The experience of using this system as a curatorial tool has been analysed more specifically in our earlier article, so for the purposes of this article we will outline just a few of the challenges, advantages and questions encountered through the recycling process.
Three Things to Consider with DAO Recycling:
- You are an initiator or facilitator, but ultimately the DAO (even a neglected one) is a decentralized community that may or may not share your vision. If initiators have existing reputation within this community, you have greater agency to revive these discarded systems. But if you are entering as a new member within this community, expect to work for this project.
- Know your DAO. Why was it abandoned in the first place? Part and parcel of the crowded experimental DAO scene (as aptly put by Cem F Dagdelen) is that participants’ attention will be divided, making it difficult to sustain long-term engagement. Relatively low voter-participation is a challenge identified by some of the most established DAOs such as Genesis (See DAOtalk forum). For larger operations in this space, there are dedicated (and often under-appreciated) community organisers to facilitate and support this aspect of DAO creation (see thread). So if you are initiating the recycling or reviving of a DAO, researching how and why this system and community stopped participating should shape your expectations and tactics for re-use.
- When you deploy a second-hand DAO, you inherit its ‘wear and tear’. This could be the aforementioned existing community dynamics, skewed reputation allocations, awkward life-cycles for proposals or outstanding proposals waiting to be executed by now distracted community members. With enough time, you can patch holes and change parameters through mechanisms such as DAOstack’s scheme registrar. But for quick and dirty re-deployments, adapting to existing parameters and DAO idiosyncrasies is part of the fun!
Advantages of DAO Recycling:
- The speed of community activation, when you’re re-activating and replenishing an existing community. Like a dormant volcano, dormant DAOs may become explosive upon reactivation!
- Opportunities to establish inter-DAO networks around short or long-term objectives. Such community cross-cultivation could serve to break down the “tribalism” often associated with online communities.

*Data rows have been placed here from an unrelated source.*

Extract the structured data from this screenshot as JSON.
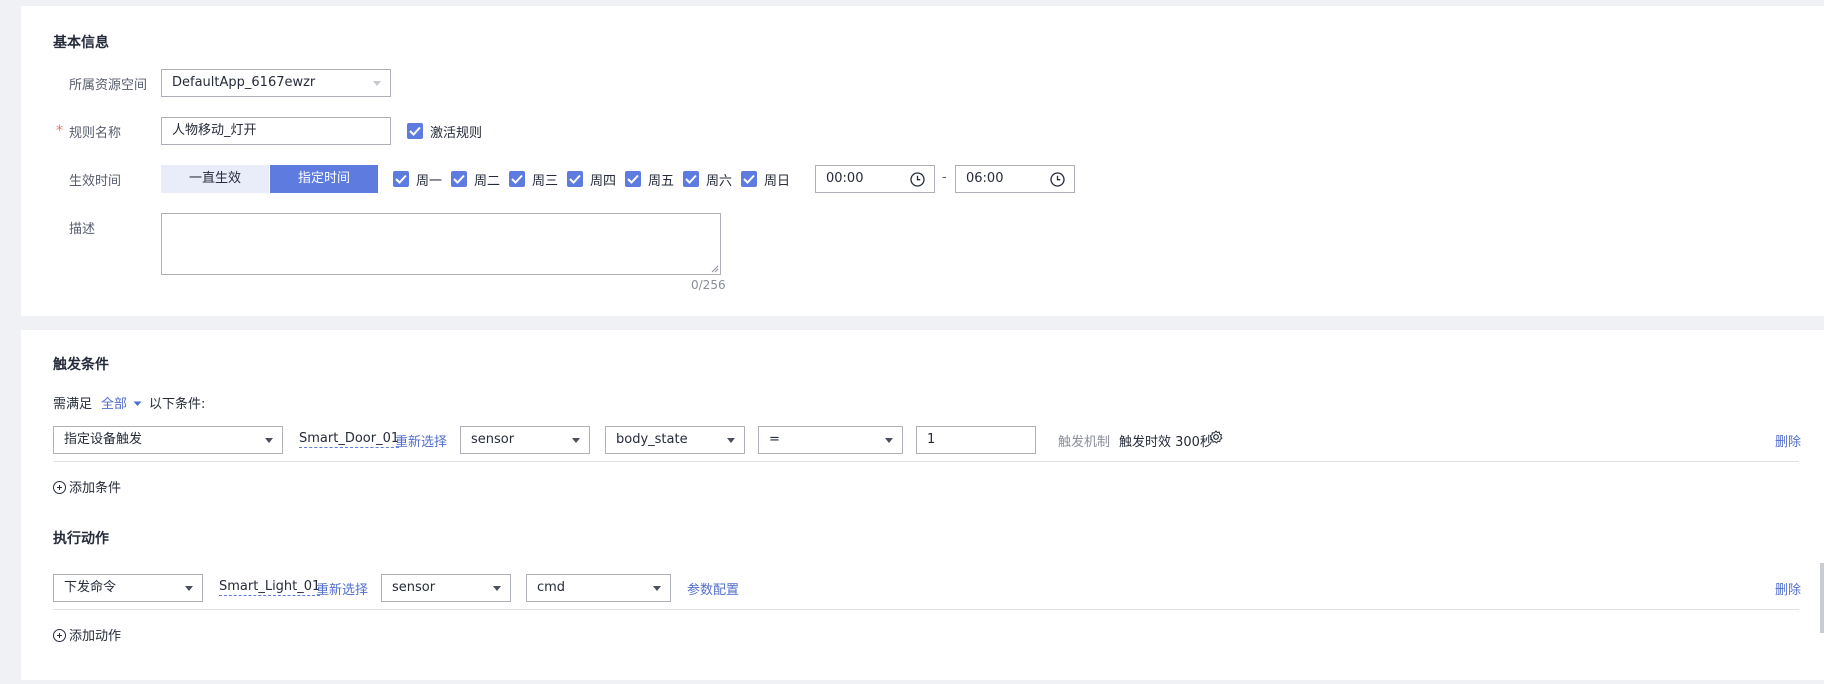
{
  "basic": {
    "title": "基本信息",
    "resource_space_label": "所属资源空间",
    "resource_space_value": "DefaultApp_6167ewzr",
    "rule_name_required": "*",
    "rule_name_label": "规则名称",
    "rule_name_value": "人物移动_灯开",
    "activate_label": "激活规则",
    "effective_time_label": "生效时间",
    "always_btn": "一直生效",
    "specified_btn": "指定时间",
    "days": [
      "周一",
      "周二",
      "周三",
      "周四",
      "周五",
      "周六",
      "周日"
    ],
    "time_start": "00:00",
    "time_sep": "-",
    "time_end": "06:00",
    "desc_label": "描述",
    "desc_value": "",
    "desc_counter": "0/256"
  },
  "trigger": {
    "title": "触发条件",
    "need_meet": "需满足",
    "mode": "全部",
    "conditions_suffix": "以下条件:",
    "type_value": "指定设备触发",
    "device_name": "Smart_Door_01",
    "reselect": "重新选择",
    "service_value": "sensor",
    "property_value": "body_state",
    "operator_value": "=",
    "compare_value": "1",
    "mechanism_label": "触发机制",
    "mechanism_value": "触发时效 300秒",
    "delete": "删除",
    "add_condition": "添加条件"
  },
  "action": {
    "title": "执行动作",
    "type_value": "下发命令",
    "device_name": "Smart_Light_01",
    "reselect": "重新选择",
    "service_value": "sensor",
    "command_value": "cmd",
    "param_config": "参数配置",
    "delete": "删除",
    "add_action": "添加动作"
  },
  "colors": {
    "primary": "#5e7ce0",
    "link": "#526ecc",
    "required": "#f66f6a"
  },
  "icons": [
    "clock-icon",
    "checkmark-icon",
    "caret-down-icon",
    "gear-icon",
    "plus-circle-icon"
  ]
}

- The chance to leverage and increase the value of existing DAO work, both on the level of community building and technical development.
Questions Raised through DAO Recycling Process:

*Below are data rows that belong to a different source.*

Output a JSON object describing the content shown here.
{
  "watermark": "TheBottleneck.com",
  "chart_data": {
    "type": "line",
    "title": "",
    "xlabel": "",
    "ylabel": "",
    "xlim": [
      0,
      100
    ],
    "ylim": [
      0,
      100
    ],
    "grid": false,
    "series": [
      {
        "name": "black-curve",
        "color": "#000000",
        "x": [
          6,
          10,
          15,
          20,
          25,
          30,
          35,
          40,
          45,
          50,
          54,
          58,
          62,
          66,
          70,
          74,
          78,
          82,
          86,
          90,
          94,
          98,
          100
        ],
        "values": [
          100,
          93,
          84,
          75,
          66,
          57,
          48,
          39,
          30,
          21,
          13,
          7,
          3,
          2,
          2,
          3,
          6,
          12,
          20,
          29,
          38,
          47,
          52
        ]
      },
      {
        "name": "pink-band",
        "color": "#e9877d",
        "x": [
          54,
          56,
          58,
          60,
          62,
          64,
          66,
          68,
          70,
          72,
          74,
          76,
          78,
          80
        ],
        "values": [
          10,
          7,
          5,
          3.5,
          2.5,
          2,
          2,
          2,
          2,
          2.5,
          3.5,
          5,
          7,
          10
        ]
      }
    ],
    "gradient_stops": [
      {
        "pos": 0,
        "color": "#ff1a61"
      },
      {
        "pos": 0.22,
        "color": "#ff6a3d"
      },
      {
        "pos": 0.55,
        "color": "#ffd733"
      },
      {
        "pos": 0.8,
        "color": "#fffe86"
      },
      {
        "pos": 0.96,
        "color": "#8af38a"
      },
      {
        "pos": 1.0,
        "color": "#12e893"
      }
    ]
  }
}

As previously mentioned, reactivating a DAO can create interesting opportunities for community cross-pollination. However, what are the politics of entering another community’s DAO in a context of non-transferable reputation? Does it imply inequitable relations, where certain members feel like guests within the other DAO community until they gain reputation parity?

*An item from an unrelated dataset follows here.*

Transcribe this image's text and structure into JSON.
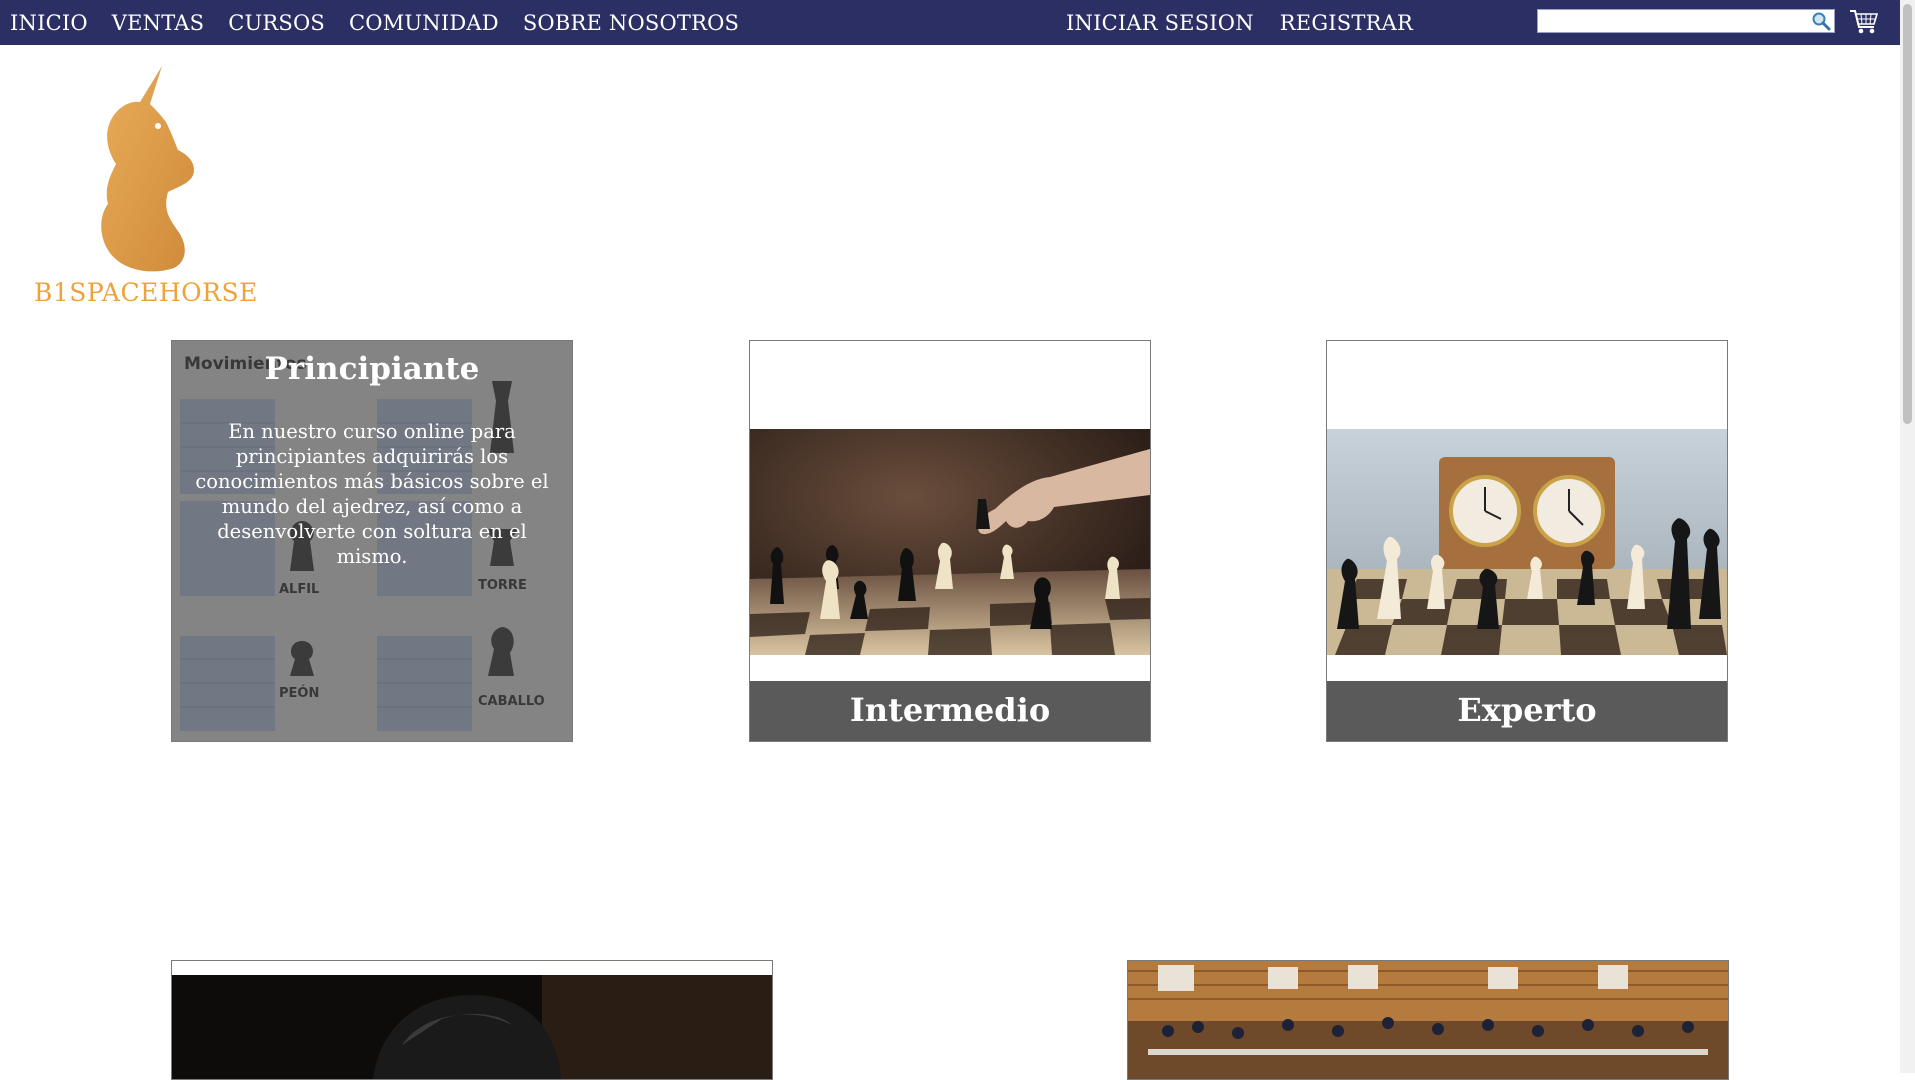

This mirrors pressing social-political issues around global migration (a topic for more detailed discussion another day!), as well as broad questions surrounding how different systems of value meet, mix and collide in a rapidly interconnecting world. Can DAOs be used to create dialogue-enabling “interfaces”, providing visibility for local communities on a globally decentralized stage? Is a fractal approach to DAOs — wherein global DAOs are seen as a network of smaller-DAO nodes that pool reputation to advocate for their causes — a possible avenue to avoid the marginalisation of minorities associated with centralized systems of power? These power dynamics become clear through the process of recycling a DAO, but they are waiting dormant in most globally distributed DAOs.
Do you have a pre-loved DAO, hungry to be redeployed in a new and different context? We encourage anyone to take on this challenge of re-using and recycling discarded DAO systems and share their insights on this process!